RAID (Redundant Array of Inexpensive Disks) is a data storage arrangement that consents a system administrator/designer/builder/user to association two or more physical storage devices (HDDs, SSDs, or both) into a logical unit (an array) that is seen by the friendly system as a single drive. As the most common and best “all-round” RAID level, RAID 5 stripes data blocks across all drives in an array (at least 3 to a maximum of 32), and also distributes parity data across all drives (Figure 5). In the event of a single drive catastrophe, the system reads the parity data from the working drives to rebuild the data blocks that stood lost. RAID 10 (sometimes referred to as RAID 10) combines RAID 1 and RAID 10 to offer multiple sets of mirrors striped together. RAID 10 offers very good presentation with good data protection and no parity intentions.
RAID 5 consists of block-level striping with distributed parity. RAID 5 requires at least three disks. RAID 5 is seriously affected by the general trends regarding array rebuild time and the coincidental of drive failure during rebuild.
Raid 10 requires Minimum 4 disks, Excellent redundancy and Excellent performances.
- The RAID 5 performance in the read procedures is quite cherished, though its write operation is quite slow, as compared to RAID 10. RAID 10 is thus used for organizations which require high write performance. Hence, it is very obvious, RAID 10 is not used for systems like heavy databases, which require high speed write performance.
- The RAID 10 arrays are more data terminated than the RAID 5 arrays. This makes RAID 10 an ideal option for the cases where high data redundancy is required.
- RAID 10 provides more architectural flexibility, as compared to RAID 5. The amount of free space left is also curtailed, if you use a RAID 10 data storage scheme.
- RAID 5 demands a high end card for the data storage performance. If the purpose of the RAID 5 controller is being solved by the operating system, then it will result in the slowing down of the presentation of the computer. In case of a RAID 10 controller, any hardware controller can be used.
- RAID 10 finds a wide variety of applications. Systems with RAID 0, RAID 1 or RAID 5 storage arrangements are often replaced with a RAID 10 storage scheme. They are mainly used for medium sized databases. RAID 5 disks are primarily used in the procedures that require transactions. Relational databases are among the other fields that run very well under a RAID 5 storage scheme.

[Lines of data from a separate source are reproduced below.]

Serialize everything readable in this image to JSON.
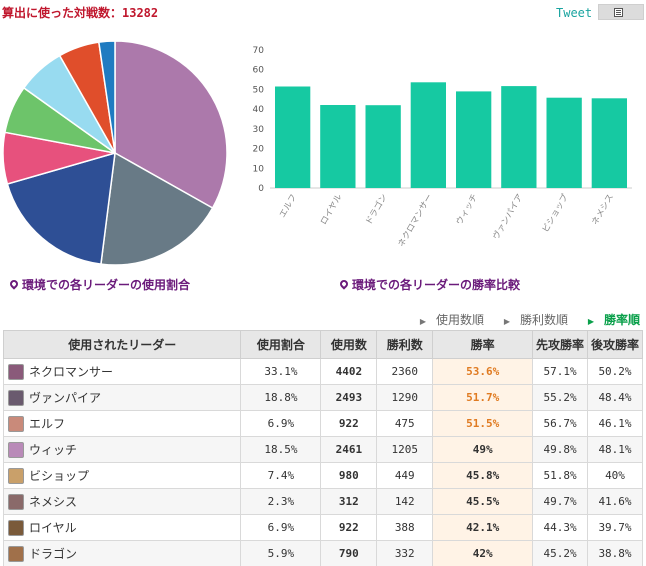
{
  "header": {
    "total_label": "算出に使った対戦数：13282",
    "tweet_label": "Tweet"
  },
  "pie": {
    "caption": "環境での各リーダーの使用割合",
    "slices": [
      {
        "leader": "ネクロマンサー",
        "share": 33.1,
        "color": "#ac79ab"
      },
      {
        "leader": "ヴァンパイア",
        "share": 18.8,
        "color": "#687a86"
      },
      {
        "leader": "ウィッチ",
        "share": 18.5,
        "color": "#2e4f95"
      },
      {
        "leader": "ビショップ",
        "share": 7.4,
        "color": "#e7517d"
      },
      {
        "leader": "エルフ",
        "share": 6.9,
        "color": "#6dc46a"
      },
      {
        "leader": "ロイヤル",
        "share": 6.9,
        "color": "#98dbf0"
      },
      {
        "leader": "ドラゴン",
        "share": 5.9,
        "color": "#e04e2b"
      },
      {
        "leader": "ネメシス",
        "share": 2.3,
        "color": "#1f7bc1"
      }
    ]
  },
  "bar": {
    "caption": "環境での各リーダーの勝率比較"
  },
  "chart_data": {
    "type": "bar",
    "categories": [
      "エルフ",
      "ロイヤル",
      "ドラゴン",
      "ネクロマンサー",
      "ウィッチ",
      "ヴァンパイア",
      "ビショップ",
      "ネメシス"
    ],
    "values": [
      51.5,
      42.1,
      42,
      53.6,
      49,
      51.7,
      45.8,
      45.5
    ],
    "ylim": [
      0,
      70
    ],
    "yticks": [
      0,
      10,
      20,
      30,
      40,
      50,
      60,
      70
    ],
    "grid": false,
    "color": "#16c9a2"
  },
  "sort": {
    "by_usage": "使用数順",
    "by_wins": "勝利数順",
    "by_winrate": "勝率順"
  },
  "table": {
    "headers": {
      "leader": "使用されたリーダー",
      "share": "使用割合",
      "used": "使用数",
      "wins": "勝利数",
      "rate": "勝率",
      "first": "先攻勝率",
      "second": "後攻勝率"
    },
    "rows": [
      {
        "name": "ネクロマンサー",
        "share": "33.1%",
        "used": "4402",
        "wins": "2360",
        "rate": "53.6%",
        "first": "57.1%",
        "second": "50.2%",
        "highlight": true,
        "avatar": "#8a5a7a"
      },
      {
        "name": "ヴァンパイア",
        "share": "18.8%",
        "used": "2493",
        "wins": "1290",
        "rate": "51.7%",
        "first": "55.2%",
        "second": "48.4%",
        "highlight": true,
        "avatar": "#6a5a6e"
      },
      {
        "name": "エルフ",
        "share": "6.9%",
        "used": "922",
        "wins": "475",
        "rate": "51.5%",
        "first": "56.7%",
        "second": "46.1%",
        "highlight": true,
        "avatar": "#c98a7a"
      },
      {
        "name": "ウィッチ",
        "share": "18.5%",
        "used": "2461",
        "wins": "1205",
        "rate": "49%",
        "first": "49.8%",
        "second": "48.1%",
        "highlight": false,
        "avatar": "#b98ab8"
      },
      {
        "name": "ビショップ",
        "share": "7.4%",
        "used": "980",
        "wins": "449",
        "rate": "45.8%",
        "first": "51.8%",
        "second": "40%",
        "highlight": false,
        "avatar": "#c9a06a"
      },
      {
        "name": "ネメシス",
        "share": "2.3%",
        "used": "312",
        "wins": "142",
        "rate": "45.5%",
        "first": "49.7%",
        "second": "41.6%",
        "highlight": false,
        "avatar": "#8a6a6a"
      },
      {
        "name": "ロイヤル",
        "share": "6.9%",
        "used": "922",
        "wins": "388",
        "rate": "42.1%",
        "first": "44.3%",
        "second": "39.7%",
        "highlight": false,
        "avatar": "#7a5a3a"
      },
      {
        "name": "ドラゴン",
        "share": "5.9%",
        "used": "790",
        "wins": "332",
        "rate": "42%",
        "first": "45.2%",
        "second": "38.8%",
        "highlight": false,
        "avatar": "#a0704a"
      }
    ]
  }
}
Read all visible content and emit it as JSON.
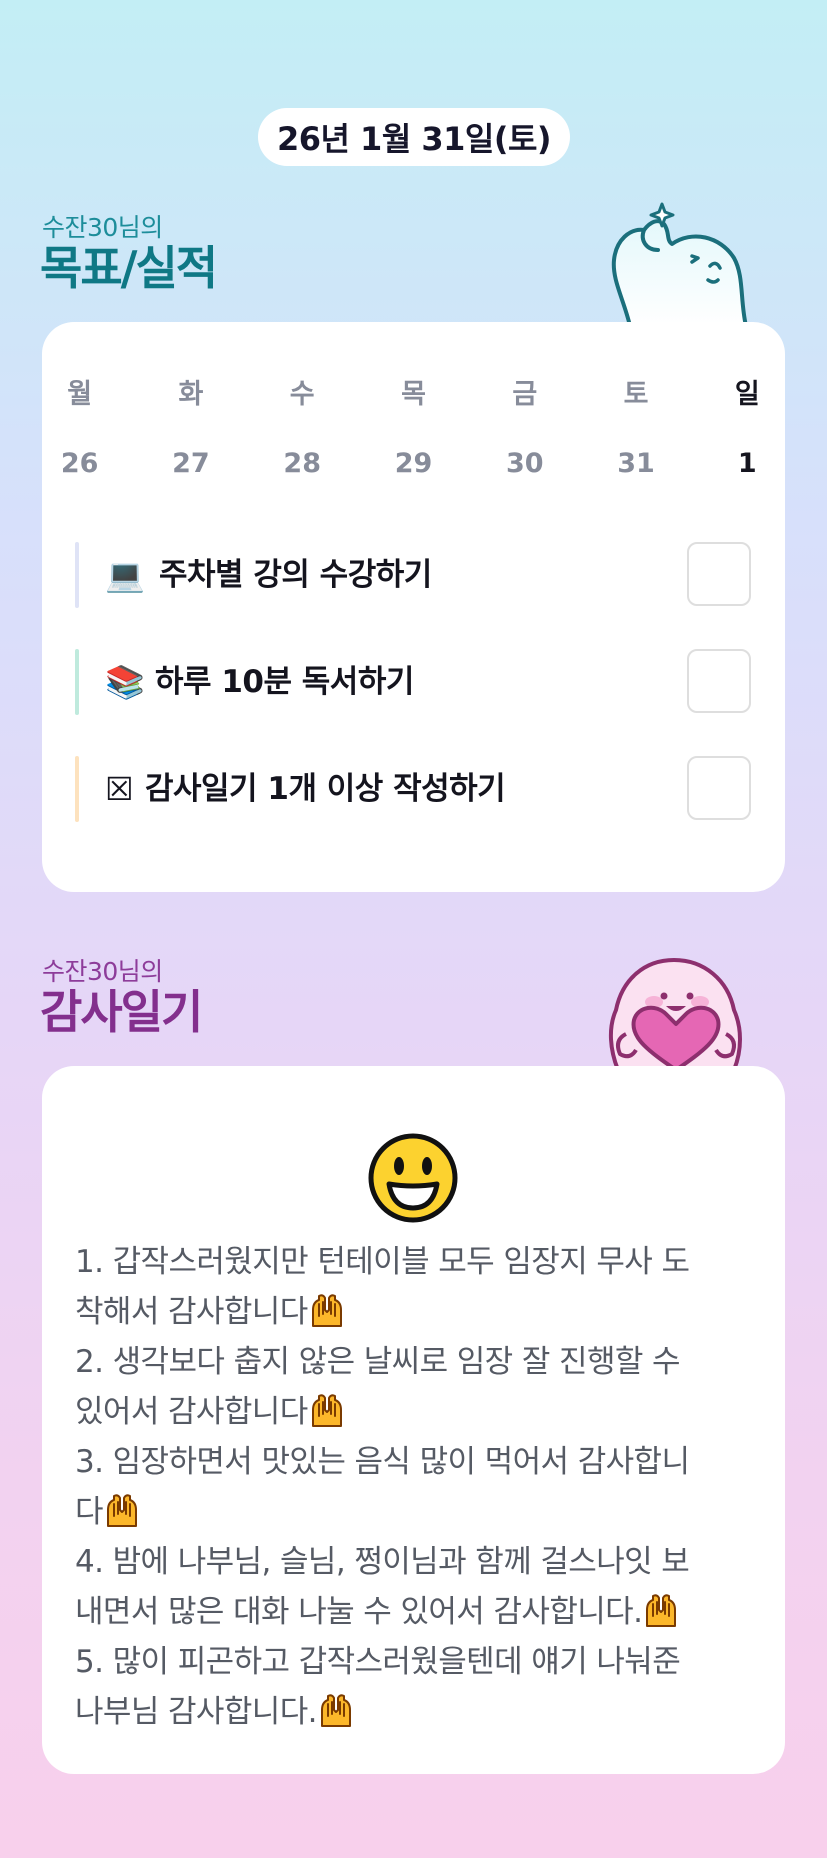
{
  "header": {
    "date": "26년 1월 31일(토)"
  },
  "goals_section": {
    "subtitle": "수잔30님의",
    "title": "목표/실적"
  },
  "week": {
    "days": [
      "월",
      "화",
      "수",
      "목",
      "금",
      "토",
      "일"
    ],
    "dates": [
      "26",
      "27",
      "28",
      "29",
      "30",
      "31",
      "1"
    ],
    "today_index": 6
  },
  "goals": [
    {
      "emoji": "💻",
      "label": "주차별 강의 수강하기",
      "bar_color": "#dfe3f6",
      "checked": false
    },
    {
      "emoji": "📚",
      "label": "하루 10분 독서하기",
      "bar_color": "#bfeadd",
      "checked": false
    },
    {
      "emoji": "☒",
      "label": "감사일기 1개 이상 작성하기",
      "bar_color": "#fde2be",
      "checked": false
    }
  ],
  "diary_section": {
    "subtitle": "수잔30님의",
    "title": "감사일기"
  },
  "diary": {
    "mood_icon": "grinning-face-icon",
    "lines": [
      "1. 갑작스러웠지만 턴테이블 모두 임장지 무사 도",
      "착해서 감사합니다",
      "2. 생각보다 춥지 않은 날씨로 임장 잘 진행할 수",
      "있어서 감사합니다",
      "3. 임장하면서 맛있는 음식 많이 먹어서 감사합니",
      "다",
      "4. 밤에 나부님, 슬님, 쩡이님과 함께 걸스나잇 보",
      "내면서 많은 대화 나눌 수 있어서 감사합니다.",
      "5. 많이 피곤하고 갑작스러웠을텐데 얘기 나눠준",
      "나부님 감사합니다."
    ]
  },
  "colors": {
    "teal_title": "#0f7885",
    "purple_title": "#832f8d",
    "card_bg": "#ffffff"
  }
}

- RAID 5 has been used for a lot of critical application such as SQL server machine. However RAID 10 seems to be a lot more robust considering the hardware.
- Raid 10 can have considerable performance increases over Raid 5 (especially on random or small writes), but storage capacity is cut in half.
- Raid 5 has the best storage efficiency and High sequential read performance as compared to Raid 10.